His 18th-century farmhouse is being preserved as Sendak left it. “That is going to stay just the way it is and be a study center and a place for scholars, artists and others to see how Sendak worked during his lifetime,” said Donald Hamburg, a New York attorney who is a member of the Maurice Sendak Foundation’s board.

Listen to The Book Report at your convenience. Go to https://itunes.apple.com/us/podcast/the-book-report/id540205917?mt=2, or at bookreportradio.com, click on Archived Shows

England Votes On Best Opening Lines To A Book

Peter Pan is the book with England’s favorite opening line, according to a new poll.
‘All children, except one, grow up,’ wrote J M Barrie in his children’s classic which scooped 20% of the vote in a poll commissioned to mark World Book Day next month.

But it’s not just childhood fairy tales that adults have fond memories of, as the opening lines from classic 19th Century novel “A Tale of Two Cities” by Charles Dickens scored second place, while George Orwell’s “1984” completed the top three.

One in five of those polled admitted they will put a book down if the first line isn’t engaging.
However, one in four said they will continue reading a novel to the end even if they don’t enjoy it and, with complete disregard for the opening line, 15% admit jumping to the last chapter first to find out a book’s ending.

Here are the top 10 selections:

1. ‘All children, except one, grow up.’ – Peter Pan

2. ‘It was the best of times, it was the worst of times, it was the age of wisdom, it was the age of foolishness, it was the epoch of belief, it was the epoch of incredulity, it was the season of Light, it was the season of Darkness, it was the spring of hope, it was the winter of despair.’ – A Tale of Two Cities

3. ‘It was a bright cold day in April, and the clocks were striking thirteen.’ – 1984

4. ‘When Mr Bilbo Baggins of Bag End announced that he would shortly be celebrating his eleventy-first birthday with a party of special magnificence, there was much talk and excitement in Hobbiton.’ – The Lord of the Rings: The Fellowship of the Ring

5. ‘Alice was beginning to get very tired of sitting by her sister on the bank, and of having nothing to do: once or twice she had peeped into the book her sister was reading, but it had no pictures or conversations in it, “and what is the use of a book,” thought Alice “without pictures or conversation?”‘ – Alice in Wonderland

6. ‘It is a truth universally acknowledged, that a single man in possession of good fortune must be in want of a wife.’ – Pride and Prejudice

7. ‘Mr and Mrs Dursley, of number four Privet Drive, were proud to say that they were perfectly normal, thank you very much.’ – Harry Potter and the Sorcerer’s Stone

8. ‘Here is Edward Bear, coming down the stairs now, bump bump, on the back of his head, behind Christopher Robin.’ – Winnie-The-Pooh

9. ‘My father got the dog drunk on cherry brandy at the party last night.’ – Adrian Mole

10. ‘The sun did not shine, it was too wet to play, so we sat in the house all that cold, cold wet day.’ – The Cat in the Hat

Listen to The Book Report at your convenience.
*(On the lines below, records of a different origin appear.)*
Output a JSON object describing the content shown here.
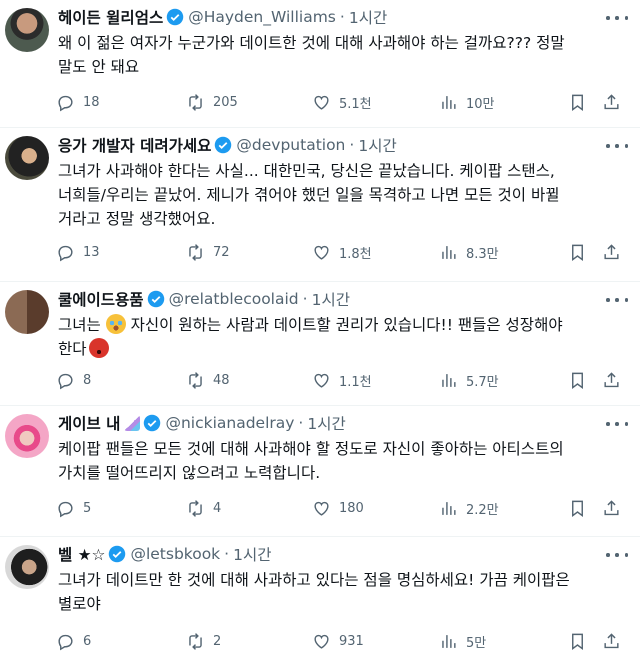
{
  "tweets": [
    {
      "name": "헤이든 윌리엄스",
      "handle": "@Hayden_Williams",
      "time": "1시간",
      "text": "왜 이 젊은 여자가 누군가와 데이트한 것에 대해 사과해야 하는 걸까요??? 정말\n말도 안 돼요",
      "replies": "18",
      "retweets": "205",
      "likes": "5.1천",
      "views": "10만"
    },
    {
      "name": "응가 개발자 데려가세요",
      "handle": "@devputation",
      "time": "1시간",
      "text": "그녀가 사과해야 한다는 사실... 대한민국, 당신은 끝났습니다. 케이팝 스탠스,\n너희들/우리는 끝났어. 제니가 겪어야 했던 일을 목격하고 나면 모든 것이 바뀔\n거라고 정말 생각했어요.",
      "replies": "13",
      "retweets": "72",
      "likes": "1.8천",
      "views": "8.3만"
    },
    {
      "name": "쿨에이드용품",
      "handle": "@relatblecoolaid",
      "time": "1시간",
      "text_a": "그녀는 ",
      "text_b": " 자신이 원하는 사람과 데이트할 권리가 있습니다!! 팬들은 성장해야",
      "text_c": "\n한다",
      "replies": "8",
      "retweets": "48",
      "likes": "1.1천",
      "views": "5.7만"
    },
    {
      "name": "게이브 내",
      "handle": "@nickianadelray",
      "time": "1시간",
      "text": "케이팝 팬들은 모든 것에 대해 사과해야 할 정도로 자신이 좋아하는 아티스트의\n가치를 떨어뜨리지 않으려고 노력합니다.",
      "replies": "5",
      "retweets": "4",
      "likes": "180",
      "views": "2.2만"
    },
    {
      "name": "벨 ★☆",
      "handle": "@letsbkook",
      "time": "1시간",
      "text": "그녀가 데이트만 한 것에 대해 사과하고 있다는 점을 명심하세요! 가끔 케이팝은\n별로야",
      "replies": "6",
      "retweets": "2",
      "likes": "931",
      "views": "5만"
    }
  ],
  "colors": {
    "verified": "#1d9bf0",
    "secondary": "#536471",
    "text": "#0f1419",
    "divider": "#eff3f4"
  },
  "icons": [
    "reply-icon",
    "retweet-icon",
    "like-icon",
    "views-icon",
    "bookmark-icon",
    "share-icon",
    "more-icon",
    "verified-badge-icon",
    "crying-face-emoji",
    "angry-face-emoji",
    "unicorn-emoji"
  ]
}
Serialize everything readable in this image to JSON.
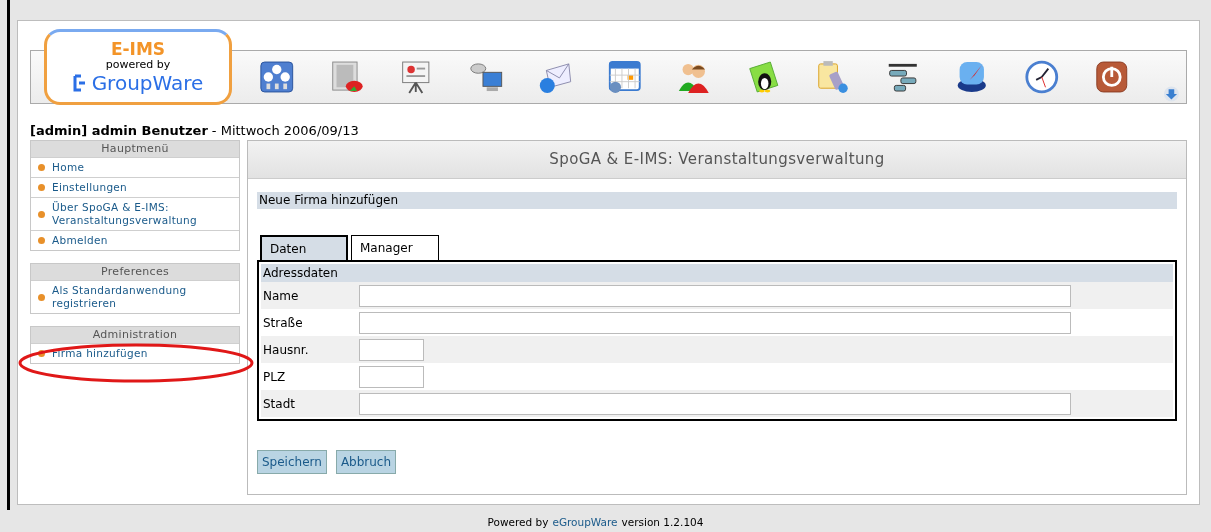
{
  "logo": {
    "title": "E-IMS",
    "subtitle": "powered by",
    "brand": "GroupWare"
  },
  "toolbar": [
    {
      "kind": "dials"
    },
    {
      "kind": "chart"
    },
    {
      "kind": "presentation"
    },
    {
      "kind": "satellite"
    },
    {
      "kind": "mail"
    },
    {
      "kind": "calendar"
    },
    {
      "kind": "people"
    },
    {
      "kind": "folder"
    },
    {
      "kind": "clipboard"
    },
    {
      "kind": "gantt"
    },
    {
      "kind": "compass"
    },
    {
      "kind": "clock"
    },
    {
      "kind": "power"
    },
    {
      "kind": "more"
    }
  ],
  "user_line": {
    "user": "[admin] admin Benutzer",
    "date": "- Mittwoch 2006/09/13"
  },
  "sidebar": [
    {
      "title": "Hauptmenü",
      "highlighted": false,
      "items": [
        {
          "label": "Home"
        },
        {
          "label": "Einstellungen"
        },
        {
          "label": "Über SpoGA & E-IMS: Veranstaltungsverwaltung"
        },
        {
          "label": "Abmelden"
        }
      ]
    },
    {
      "title": "Preferences",
      "highlighted": false,
      "items": [
        {
          "label": "Als Standardanwendung registrieren"
        }
      ]
    },
    {
      "title": "Administration",
      "highlighted": true,
      "items": [
        {
          "label": "Firma hinzufügen"
        }
      ]
    }
  ],
  "main": {
    "title": "SpoGA & E-IMS: Veranstaltungsverwaltung",
    "section_title": "Neue Firma hinzufügen",
    "tabs": [
      {
        "label": "Daten",
        "selected": true
      },
      {
        "label": "Manager",
        "selected": false
      }
    ],
    "legend": "Adressdaten",
    "fields": [
      {
        "label": "Name",
        "kind": "wide"
      },
      {
        "label": "Straße",
        "kind": "wide"
      },
      {
        "label": "Hausnr.",
        "kind": "short"
      },
      {
        "label": "PLZ",
        "kind": "short"
      },
      {
        "label": "Stadt",
        "kind": "wide"
      }
    ],
    "buttons": [
      "Speichern",
      "Abbruch"
    ]
  },
  "footer": {
    "prefix": "Powered by",
    "link": "eGroupWare",
    "suffix": "version 1.2.104"
  }
}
Go to https://itunes.apple.com/us/podcast/the-book-report/id540205917?mt=2, or at bookreportradio.com, click on Archived Shows